Review Summary: Looking at ordinary life through rose-tinted glasses.
When you look at what bands do to earn them the brand of being ‘divisive’ there are many attributes. Some remove themselves so far from their roots that they become indistinguishable while others play it so close to home that they are considered stagnant. When developing their sound, numerous bands may incorporate different instruments or play in a different tone which makes their new material sound foreign compared to their past work. In some cases, a band may be considered divisive for reasons outside of the music itself such as how bandmember’s overall character or beliefs influence the music they create. The list goes on. And as the list of divisive attributes grows, so do the bands that are labelled as such.
Within heavy metal uttering the name ‘Deafheaven’ yields opposing reactions. Metal purists who have poured as much scorn as they can conjure on the band in the last 5 years look upon Deafheaven in revulsion, seeing the band’s renowned second album, “Sunbather”
, only as an album that mutated their beloved reclusive black metal into what the opposition would call a boisterous post-metal masterpiece. They wanted the band to stay away from black metal and “Ordinary Corrupt Human Love”
, Deafheaven’s fourth album, may finally grant them their wish.

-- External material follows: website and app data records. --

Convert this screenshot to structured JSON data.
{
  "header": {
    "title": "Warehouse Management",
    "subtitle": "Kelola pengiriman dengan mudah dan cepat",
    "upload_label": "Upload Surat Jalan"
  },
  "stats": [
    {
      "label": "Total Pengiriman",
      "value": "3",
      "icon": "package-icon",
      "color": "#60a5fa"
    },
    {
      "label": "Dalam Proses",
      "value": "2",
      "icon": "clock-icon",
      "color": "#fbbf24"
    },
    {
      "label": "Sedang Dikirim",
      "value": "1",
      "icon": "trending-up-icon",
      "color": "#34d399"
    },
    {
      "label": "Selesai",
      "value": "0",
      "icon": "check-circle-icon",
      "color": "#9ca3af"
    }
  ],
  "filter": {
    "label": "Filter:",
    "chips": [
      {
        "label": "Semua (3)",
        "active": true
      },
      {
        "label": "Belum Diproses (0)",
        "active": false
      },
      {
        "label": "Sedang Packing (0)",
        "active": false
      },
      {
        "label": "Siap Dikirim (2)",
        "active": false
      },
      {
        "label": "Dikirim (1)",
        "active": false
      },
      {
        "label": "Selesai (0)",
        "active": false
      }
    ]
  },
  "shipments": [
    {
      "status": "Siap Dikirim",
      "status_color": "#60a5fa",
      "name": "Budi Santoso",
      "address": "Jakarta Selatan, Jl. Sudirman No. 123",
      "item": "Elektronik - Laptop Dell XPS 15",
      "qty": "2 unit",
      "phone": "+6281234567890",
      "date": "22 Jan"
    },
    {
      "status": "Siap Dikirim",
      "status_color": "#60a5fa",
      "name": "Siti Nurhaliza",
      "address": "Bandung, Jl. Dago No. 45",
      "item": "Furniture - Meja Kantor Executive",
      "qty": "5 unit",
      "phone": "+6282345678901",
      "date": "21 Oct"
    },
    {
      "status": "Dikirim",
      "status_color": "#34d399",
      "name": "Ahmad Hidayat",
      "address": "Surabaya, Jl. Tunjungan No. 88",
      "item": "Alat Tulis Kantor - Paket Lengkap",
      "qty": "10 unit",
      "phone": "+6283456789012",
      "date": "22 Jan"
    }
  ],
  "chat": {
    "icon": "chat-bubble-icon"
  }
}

“Ordinary Corrupt Human Love”
is wreathed in a beautiful atmosphere which exudes comfort and contentedness. Every song sounds weightless as if you’re floating in a vast, motionless body of water with the sun embracing you in warmth. As the atmosphere undulates over delicately mixed intensities, sparkling melodies flourish spontaneously which clash and dazzle the tranquil soundscapes with moments of welcome activity during the songs that exceed the 10-minute mark. Shorter songs such as “Near” are emotive standouts where the most complex feature is merely smothering unhurried waves of timbre guitars and pattering drum fills with weary, cleanly sung vocals to create a relaxing aura. Whereas [i]“New Bermuda”[i] felt like a reaction to Deafheaven’s criticism in 2013 by emphasising their beefier riffs and appearing obliquity heavy, this feels like a mature shrug, a tilted smile directed at those who the band have accepted will never accept them.
Previous albums oversee the band penetrating dark and furious soundscapes with stabs of blinding light containing raw, yearning emotion. Conversely, Deafheaven is doing the complete opposite on their latest album. Instead, light and comfort are obscured by abrasiveness. Expectantly, these harsh interludes are chiefly orchestrated by George Clarke’s high-pitched howling whilst the tremolo guitars take on a different kind of power when flanked by thunderous double bass during “Glint”. Only in these brief intermissions do “Ordinary Corrupt Human Love”
expose any traces of black metal. Even when the intensity soars in tracks like “Honeycomb” and “Canary Yellow”, Deafheaven maintains a leisurely pace and pleasant aura in the background. Arguably, herein lies why the album never reaches a truly cathartic climax; the as the constant sense of wistfulness and sorrow keeps the intensity anchored beneath the emotional level that “Sunbather”
Influenced by the novel The End of the Affair
written by Graham Greene, which examines obsession, jealousy and discernments within love, “Ordinary Corrupt Human Love”
creates a tangibly loving, tender mood throughout the album that is pierced by sharp and impactful blows, creating distance between the romanticised feelings, reminiscent of real life and love which is, assumedly, exactly what the band set out to achieve. Perhaps this album marks the moment where everyone should praise Deafheaven for their ambition, honesty and professionalism of what they do rather than complaining over what they aren’t or what they should be, which they clearly have no intention of being.